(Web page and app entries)
+===+
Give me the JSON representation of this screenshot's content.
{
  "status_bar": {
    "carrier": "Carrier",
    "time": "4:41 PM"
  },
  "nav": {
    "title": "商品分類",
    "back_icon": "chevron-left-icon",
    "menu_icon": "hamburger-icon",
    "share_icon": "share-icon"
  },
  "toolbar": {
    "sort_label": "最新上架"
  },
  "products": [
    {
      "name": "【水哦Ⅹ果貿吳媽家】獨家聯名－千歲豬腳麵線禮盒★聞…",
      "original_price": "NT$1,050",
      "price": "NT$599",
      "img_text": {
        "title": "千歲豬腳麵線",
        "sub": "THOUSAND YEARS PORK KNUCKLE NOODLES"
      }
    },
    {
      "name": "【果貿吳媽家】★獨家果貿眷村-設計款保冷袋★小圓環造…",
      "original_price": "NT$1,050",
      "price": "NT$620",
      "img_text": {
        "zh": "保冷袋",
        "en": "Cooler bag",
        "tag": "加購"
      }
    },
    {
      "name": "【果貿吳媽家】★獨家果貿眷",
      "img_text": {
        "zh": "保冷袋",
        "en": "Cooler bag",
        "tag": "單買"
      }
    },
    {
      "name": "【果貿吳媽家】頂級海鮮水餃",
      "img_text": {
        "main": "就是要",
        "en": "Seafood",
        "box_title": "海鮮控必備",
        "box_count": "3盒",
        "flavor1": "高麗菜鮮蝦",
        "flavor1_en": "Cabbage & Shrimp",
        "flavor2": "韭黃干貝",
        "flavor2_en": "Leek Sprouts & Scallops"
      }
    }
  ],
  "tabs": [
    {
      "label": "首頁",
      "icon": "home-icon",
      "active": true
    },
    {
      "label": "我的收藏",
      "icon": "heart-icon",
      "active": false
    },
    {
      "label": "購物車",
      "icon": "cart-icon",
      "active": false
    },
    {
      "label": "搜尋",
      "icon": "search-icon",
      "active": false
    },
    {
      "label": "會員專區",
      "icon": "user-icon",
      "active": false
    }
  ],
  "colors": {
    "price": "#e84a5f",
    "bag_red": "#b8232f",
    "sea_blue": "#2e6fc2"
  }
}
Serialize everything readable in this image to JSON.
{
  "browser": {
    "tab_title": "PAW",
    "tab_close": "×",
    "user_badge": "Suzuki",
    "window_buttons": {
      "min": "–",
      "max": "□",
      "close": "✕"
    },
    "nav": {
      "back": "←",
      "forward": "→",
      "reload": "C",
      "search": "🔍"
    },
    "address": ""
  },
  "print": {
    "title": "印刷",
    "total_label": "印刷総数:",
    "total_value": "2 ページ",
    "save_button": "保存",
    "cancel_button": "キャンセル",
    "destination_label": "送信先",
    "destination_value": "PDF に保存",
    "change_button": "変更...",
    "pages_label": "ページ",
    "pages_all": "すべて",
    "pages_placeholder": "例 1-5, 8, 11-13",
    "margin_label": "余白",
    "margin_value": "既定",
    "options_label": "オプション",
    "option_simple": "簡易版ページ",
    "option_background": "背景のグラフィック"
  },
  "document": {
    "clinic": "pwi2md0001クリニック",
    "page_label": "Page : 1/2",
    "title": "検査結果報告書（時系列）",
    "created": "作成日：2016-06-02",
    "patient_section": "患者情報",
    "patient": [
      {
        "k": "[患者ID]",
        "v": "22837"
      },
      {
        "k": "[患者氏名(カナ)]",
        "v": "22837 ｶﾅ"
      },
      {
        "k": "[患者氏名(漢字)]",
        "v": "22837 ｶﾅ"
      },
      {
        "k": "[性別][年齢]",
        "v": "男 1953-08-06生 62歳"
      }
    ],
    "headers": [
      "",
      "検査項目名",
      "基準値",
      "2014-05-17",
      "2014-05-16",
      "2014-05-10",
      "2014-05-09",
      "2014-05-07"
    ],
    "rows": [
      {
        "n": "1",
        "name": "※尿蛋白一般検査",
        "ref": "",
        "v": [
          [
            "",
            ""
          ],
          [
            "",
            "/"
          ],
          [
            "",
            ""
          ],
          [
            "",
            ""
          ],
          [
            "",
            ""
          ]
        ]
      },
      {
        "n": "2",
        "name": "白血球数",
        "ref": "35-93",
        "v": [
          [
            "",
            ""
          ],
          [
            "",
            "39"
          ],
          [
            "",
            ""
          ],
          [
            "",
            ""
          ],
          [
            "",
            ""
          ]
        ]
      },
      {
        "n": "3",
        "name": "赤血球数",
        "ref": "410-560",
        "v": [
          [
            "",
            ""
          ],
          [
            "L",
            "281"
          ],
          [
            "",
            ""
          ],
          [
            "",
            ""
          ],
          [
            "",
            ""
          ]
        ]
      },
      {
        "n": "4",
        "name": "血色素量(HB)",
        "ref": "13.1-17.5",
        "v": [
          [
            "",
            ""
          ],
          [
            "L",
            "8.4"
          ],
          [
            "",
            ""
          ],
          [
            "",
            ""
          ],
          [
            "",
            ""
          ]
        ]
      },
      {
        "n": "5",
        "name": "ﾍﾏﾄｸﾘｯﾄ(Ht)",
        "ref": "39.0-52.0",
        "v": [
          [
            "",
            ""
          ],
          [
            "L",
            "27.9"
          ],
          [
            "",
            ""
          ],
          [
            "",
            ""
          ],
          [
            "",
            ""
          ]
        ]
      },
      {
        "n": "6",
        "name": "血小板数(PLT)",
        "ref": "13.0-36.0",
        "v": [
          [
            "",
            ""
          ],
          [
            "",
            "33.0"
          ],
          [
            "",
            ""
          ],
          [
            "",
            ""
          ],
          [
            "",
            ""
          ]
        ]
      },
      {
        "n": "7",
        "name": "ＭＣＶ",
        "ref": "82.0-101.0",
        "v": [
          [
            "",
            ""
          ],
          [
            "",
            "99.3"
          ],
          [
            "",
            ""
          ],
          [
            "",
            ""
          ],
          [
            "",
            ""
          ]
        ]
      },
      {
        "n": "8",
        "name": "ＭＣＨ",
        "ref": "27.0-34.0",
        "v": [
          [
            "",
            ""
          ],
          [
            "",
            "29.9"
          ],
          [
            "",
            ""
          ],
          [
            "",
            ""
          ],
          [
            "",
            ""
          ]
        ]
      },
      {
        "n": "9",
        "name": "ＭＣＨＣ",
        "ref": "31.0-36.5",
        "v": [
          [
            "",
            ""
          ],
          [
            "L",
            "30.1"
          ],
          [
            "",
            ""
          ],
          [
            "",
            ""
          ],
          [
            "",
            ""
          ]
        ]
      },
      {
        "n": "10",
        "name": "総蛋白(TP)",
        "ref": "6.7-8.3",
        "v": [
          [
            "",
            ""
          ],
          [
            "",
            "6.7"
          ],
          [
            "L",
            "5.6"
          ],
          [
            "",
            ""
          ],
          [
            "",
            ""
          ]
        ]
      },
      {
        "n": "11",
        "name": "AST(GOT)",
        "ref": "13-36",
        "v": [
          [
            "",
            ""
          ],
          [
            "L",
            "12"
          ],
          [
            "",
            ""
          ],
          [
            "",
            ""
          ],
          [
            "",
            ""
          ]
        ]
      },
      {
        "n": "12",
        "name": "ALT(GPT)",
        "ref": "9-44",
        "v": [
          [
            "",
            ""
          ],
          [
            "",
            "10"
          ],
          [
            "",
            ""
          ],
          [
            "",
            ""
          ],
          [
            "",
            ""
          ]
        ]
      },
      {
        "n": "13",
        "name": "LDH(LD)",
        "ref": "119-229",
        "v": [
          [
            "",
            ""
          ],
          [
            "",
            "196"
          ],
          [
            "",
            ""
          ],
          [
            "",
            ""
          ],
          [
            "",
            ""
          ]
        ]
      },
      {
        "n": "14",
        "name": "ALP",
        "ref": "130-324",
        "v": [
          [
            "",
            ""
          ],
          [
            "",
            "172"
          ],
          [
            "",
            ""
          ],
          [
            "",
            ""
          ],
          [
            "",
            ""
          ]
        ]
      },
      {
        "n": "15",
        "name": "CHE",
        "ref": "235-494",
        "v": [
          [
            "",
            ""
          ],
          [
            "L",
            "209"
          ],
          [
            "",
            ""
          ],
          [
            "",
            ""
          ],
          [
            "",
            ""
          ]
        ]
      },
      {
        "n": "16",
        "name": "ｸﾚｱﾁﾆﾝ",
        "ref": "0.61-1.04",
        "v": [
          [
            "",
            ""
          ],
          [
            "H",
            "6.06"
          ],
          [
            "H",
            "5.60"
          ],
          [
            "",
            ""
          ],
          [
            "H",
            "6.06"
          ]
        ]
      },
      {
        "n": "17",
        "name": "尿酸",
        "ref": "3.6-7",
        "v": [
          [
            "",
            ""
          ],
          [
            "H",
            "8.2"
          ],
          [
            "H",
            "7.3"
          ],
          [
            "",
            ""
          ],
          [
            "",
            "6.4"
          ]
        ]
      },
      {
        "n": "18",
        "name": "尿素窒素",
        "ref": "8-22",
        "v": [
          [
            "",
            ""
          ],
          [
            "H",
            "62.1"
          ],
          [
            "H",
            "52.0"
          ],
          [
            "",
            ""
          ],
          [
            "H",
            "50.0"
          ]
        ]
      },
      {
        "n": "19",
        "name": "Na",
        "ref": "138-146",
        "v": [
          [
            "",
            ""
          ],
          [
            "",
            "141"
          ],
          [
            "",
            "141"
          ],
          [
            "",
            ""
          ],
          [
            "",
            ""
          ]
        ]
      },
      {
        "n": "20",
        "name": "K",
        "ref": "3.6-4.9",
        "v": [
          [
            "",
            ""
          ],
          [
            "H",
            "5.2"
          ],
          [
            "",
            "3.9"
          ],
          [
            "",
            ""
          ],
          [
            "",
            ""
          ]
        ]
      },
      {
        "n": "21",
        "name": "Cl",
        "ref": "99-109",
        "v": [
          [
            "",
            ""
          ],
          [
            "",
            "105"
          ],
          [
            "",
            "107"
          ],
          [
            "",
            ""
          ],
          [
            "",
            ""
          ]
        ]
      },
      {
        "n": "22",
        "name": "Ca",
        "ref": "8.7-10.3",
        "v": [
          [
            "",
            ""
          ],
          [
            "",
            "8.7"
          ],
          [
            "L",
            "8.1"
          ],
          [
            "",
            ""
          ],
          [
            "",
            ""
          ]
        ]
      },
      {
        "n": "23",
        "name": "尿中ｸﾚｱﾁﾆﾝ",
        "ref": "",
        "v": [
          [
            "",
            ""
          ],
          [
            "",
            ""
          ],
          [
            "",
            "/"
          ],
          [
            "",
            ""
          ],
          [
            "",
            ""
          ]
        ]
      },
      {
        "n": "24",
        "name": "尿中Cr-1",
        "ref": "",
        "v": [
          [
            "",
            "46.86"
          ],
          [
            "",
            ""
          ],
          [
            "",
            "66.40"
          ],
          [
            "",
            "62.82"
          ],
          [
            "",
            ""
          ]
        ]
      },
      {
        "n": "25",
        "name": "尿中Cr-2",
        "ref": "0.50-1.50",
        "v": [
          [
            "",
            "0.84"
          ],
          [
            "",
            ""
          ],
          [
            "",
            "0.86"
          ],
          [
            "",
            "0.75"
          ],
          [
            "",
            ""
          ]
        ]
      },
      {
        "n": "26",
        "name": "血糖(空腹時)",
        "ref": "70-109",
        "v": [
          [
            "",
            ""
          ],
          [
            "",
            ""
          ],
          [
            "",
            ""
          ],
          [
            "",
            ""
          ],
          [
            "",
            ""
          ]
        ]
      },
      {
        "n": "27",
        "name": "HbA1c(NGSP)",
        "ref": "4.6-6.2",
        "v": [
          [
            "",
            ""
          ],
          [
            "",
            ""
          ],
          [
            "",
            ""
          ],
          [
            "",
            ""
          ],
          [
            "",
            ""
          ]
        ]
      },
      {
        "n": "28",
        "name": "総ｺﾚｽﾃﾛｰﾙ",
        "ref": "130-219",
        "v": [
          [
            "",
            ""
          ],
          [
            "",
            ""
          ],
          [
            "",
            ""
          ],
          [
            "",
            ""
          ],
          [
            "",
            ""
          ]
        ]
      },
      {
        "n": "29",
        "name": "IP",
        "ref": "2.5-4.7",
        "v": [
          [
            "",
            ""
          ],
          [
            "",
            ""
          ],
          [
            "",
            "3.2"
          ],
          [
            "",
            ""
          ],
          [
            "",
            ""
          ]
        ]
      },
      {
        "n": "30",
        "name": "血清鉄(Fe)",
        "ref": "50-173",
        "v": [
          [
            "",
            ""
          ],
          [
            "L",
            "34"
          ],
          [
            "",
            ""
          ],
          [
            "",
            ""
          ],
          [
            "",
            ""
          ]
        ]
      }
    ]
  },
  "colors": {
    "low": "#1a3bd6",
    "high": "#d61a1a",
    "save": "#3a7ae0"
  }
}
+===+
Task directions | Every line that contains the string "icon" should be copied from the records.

Response area |
    "back_icon": "chevron-left-icon",
    "menu_icon": "hamburger-icon",
    "share_icon": "share-icon"
      "icon": "home-icon",
      "icon": "heart-icon",
      "icon": "cart-icon",
      "icon": "search-icon",
      "icon": "user-icon",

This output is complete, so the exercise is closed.